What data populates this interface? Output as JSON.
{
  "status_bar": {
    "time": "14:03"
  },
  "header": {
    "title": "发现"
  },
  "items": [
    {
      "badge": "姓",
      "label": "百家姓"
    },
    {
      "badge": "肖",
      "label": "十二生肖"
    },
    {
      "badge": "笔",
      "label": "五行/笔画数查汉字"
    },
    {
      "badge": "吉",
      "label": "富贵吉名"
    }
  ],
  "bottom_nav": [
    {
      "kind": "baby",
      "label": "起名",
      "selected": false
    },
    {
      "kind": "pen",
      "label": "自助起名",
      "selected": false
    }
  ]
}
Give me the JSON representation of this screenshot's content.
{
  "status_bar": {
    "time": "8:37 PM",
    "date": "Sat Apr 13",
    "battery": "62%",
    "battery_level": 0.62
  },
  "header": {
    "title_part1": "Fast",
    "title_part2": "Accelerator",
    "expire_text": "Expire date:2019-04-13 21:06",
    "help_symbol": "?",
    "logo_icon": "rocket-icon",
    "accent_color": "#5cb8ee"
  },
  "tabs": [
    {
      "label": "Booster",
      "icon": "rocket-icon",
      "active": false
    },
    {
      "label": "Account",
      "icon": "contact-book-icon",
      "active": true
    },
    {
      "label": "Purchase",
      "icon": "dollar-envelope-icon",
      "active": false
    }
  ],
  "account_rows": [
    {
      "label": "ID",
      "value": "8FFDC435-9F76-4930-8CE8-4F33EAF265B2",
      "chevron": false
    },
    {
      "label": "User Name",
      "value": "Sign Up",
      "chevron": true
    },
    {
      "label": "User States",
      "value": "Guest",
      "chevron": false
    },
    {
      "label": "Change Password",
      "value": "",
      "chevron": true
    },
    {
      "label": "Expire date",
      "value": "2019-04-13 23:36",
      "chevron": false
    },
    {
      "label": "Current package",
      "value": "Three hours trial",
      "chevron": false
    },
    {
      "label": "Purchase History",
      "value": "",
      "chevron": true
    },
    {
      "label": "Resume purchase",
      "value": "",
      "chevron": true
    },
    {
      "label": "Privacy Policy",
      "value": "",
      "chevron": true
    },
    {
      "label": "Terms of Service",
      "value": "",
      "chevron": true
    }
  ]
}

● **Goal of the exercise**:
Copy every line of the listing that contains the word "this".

● **Response**:
What data populates this interface? Output as JSON.
Give me the JSON representation of this screenshot's content.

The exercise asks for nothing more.